Russia Flexes Military Muscles Prior To Brisbane G20 Summit: Sends Warships Near Australian Coast

Russian navy vs Australian navy

Russia, in an apparent display of flexing of its military muscles, has sent a fleet of warships in the direction of Australia, days ahead of the G20 summit in Brisbane. According to The Age, the Australian military is closely monitoring the approach of the Russian naval vessels. In response to Russia’s military advances, Australia has sent two frigates as well as a surveillance aircraft, leading to concerns over tensions rising in the region. The warships are however currently in international waters, north of the Australian coast, Australian defense officials confirmed.

The approach of these Russian military vessels near the Australian coast comes even as the leaders of the two nations, Australian Prime Minister Tony Abbott and Russian premier Vladimir Putin met in Beijing on Tuesday.

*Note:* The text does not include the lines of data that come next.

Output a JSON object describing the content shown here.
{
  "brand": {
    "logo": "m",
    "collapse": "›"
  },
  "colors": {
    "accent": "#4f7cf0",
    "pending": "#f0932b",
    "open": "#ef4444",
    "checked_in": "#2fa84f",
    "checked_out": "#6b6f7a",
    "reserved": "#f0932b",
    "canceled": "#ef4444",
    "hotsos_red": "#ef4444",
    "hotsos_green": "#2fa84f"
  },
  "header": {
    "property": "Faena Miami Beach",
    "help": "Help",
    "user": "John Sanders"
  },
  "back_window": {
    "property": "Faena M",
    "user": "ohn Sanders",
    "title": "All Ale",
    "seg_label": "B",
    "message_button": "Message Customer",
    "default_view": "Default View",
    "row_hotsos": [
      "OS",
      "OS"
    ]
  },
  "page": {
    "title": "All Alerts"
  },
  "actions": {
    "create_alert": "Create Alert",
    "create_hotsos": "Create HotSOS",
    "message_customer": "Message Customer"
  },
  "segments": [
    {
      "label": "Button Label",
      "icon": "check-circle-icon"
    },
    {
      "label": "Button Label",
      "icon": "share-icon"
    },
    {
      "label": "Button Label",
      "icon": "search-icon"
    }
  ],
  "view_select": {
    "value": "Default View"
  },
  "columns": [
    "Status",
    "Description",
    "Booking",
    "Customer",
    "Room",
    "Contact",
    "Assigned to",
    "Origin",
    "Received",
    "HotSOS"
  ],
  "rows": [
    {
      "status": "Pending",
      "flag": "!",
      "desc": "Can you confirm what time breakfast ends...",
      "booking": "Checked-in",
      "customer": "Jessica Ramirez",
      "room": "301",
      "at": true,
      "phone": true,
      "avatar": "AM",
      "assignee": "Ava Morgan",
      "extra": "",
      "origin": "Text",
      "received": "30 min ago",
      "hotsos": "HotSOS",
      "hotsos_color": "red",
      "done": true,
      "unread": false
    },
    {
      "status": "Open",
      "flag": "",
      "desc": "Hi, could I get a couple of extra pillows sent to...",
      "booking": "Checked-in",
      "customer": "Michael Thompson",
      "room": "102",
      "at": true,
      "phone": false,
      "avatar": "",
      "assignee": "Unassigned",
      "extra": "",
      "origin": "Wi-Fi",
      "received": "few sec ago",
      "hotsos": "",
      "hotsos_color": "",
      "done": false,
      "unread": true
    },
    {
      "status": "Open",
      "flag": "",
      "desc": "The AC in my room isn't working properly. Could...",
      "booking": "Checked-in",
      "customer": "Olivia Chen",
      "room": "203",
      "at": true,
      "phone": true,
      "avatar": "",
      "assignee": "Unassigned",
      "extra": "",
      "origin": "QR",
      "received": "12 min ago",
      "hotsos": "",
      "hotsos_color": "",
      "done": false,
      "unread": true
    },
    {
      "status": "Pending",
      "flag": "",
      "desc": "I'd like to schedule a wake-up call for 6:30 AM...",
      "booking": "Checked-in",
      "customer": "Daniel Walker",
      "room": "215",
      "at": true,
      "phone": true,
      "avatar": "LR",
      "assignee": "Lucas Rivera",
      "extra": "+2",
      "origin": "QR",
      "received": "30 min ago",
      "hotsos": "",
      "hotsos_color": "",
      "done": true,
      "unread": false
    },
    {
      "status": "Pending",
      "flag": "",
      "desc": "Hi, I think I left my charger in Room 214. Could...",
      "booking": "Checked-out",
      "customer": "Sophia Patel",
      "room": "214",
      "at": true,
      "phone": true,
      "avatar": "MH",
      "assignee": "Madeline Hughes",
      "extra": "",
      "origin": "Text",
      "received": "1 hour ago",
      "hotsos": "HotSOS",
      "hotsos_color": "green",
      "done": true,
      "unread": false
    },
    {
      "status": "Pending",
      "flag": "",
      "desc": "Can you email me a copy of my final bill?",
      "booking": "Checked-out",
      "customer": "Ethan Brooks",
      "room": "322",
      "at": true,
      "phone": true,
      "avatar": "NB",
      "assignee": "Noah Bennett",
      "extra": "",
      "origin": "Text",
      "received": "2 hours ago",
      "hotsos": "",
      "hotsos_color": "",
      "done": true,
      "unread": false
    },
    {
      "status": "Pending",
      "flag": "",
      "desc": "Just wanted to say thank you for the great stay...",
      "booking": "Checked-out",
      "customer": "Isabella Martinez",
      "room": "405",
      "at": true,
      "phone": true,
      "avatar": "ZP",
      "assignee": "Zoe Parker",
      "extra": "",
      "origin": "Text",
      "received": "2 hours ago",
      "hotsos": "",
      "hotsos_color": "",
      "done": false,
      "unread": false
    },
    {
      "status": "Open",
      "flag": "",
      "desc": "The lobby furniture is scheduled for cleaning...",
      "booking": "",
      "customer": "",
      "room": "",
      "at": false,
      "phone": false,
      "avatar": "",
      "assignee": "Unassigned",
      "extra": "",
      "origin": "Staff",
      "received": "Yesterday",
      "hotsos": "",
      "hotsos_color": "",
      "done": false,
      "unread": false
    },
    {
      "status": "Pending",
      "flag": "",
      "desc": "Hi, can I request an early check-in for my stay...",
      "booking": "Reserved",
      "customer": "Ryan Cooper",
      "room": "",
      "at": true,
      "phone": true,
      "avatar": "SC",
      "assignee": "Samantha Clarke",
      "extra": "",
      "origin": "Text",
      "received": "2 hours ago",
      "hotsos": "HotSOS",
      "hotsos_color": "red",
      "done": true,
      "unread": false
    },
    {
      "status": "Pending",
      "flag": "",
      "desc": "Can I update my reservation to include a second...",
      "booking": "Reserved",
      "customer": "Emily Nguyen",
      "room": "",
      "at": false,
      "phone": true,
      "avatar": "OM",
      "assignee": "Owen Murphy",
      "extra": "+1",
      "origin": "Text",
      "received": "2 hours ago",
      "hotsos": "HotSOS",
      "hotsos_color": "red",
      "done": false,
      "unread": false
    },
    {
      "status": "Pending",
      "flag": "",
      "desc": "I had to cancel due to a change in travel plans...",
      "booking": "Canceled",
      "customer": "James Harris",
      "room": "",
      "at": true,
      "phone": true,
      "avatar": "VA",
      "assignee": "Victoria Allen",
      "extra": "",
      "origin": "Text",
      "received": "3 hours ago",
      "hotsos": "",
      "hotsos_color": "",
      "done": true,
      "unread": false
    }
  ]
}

Russia and Australia has had strained relations ever since 38 Australian citizens were killed in the July crash of the Malaysia Airlines Flight MH17 over the troubled skies of the Ukraine-Russia border. A total of 298 people perished in the crash that has largely been blamed on Russia-backed militants operating in the area.

In a statement issued to the press, the Australian Department of Defense announced that it is “monitoring Russian naval vessels that are currently transiting through international waters to the north of Australia.”

The statement adds, “The movement of these vessels is entirely consistent with provisions under international law for military vessels to exercise freedom of navigation in international waters.”

Australia sent two frigates, the Stuart and the Paramatta, and a P-3 Orion surveillance plane to monitor the Russians.

The chief of the Australian Defense Force Mark Binskin confirmed that they are watching the movement of the Russian fleet and added that one of the Russian vessels was actually a ocean-going tug that is used to tow other ships.

“Their confidence? One of them is an ocean-going tug. It’s just part of their operation. They are in international waters. They are allowed to do that. They are in our approaches and we will continue to surveil them with air and maritime assets.”

Meanwhile, a BBC News report adds that this action by Russia is not unusual. In the past, Russian vessels have approached areas where a major international summits were underway — most notably during a 2009 APEC meeting in Singapore and the Russian President Medvedev’s 2010 San Francisco visit.

This is being largely being seen as a move by Russia to project its image as a major world power.

[Image Via Wikimedia Commons]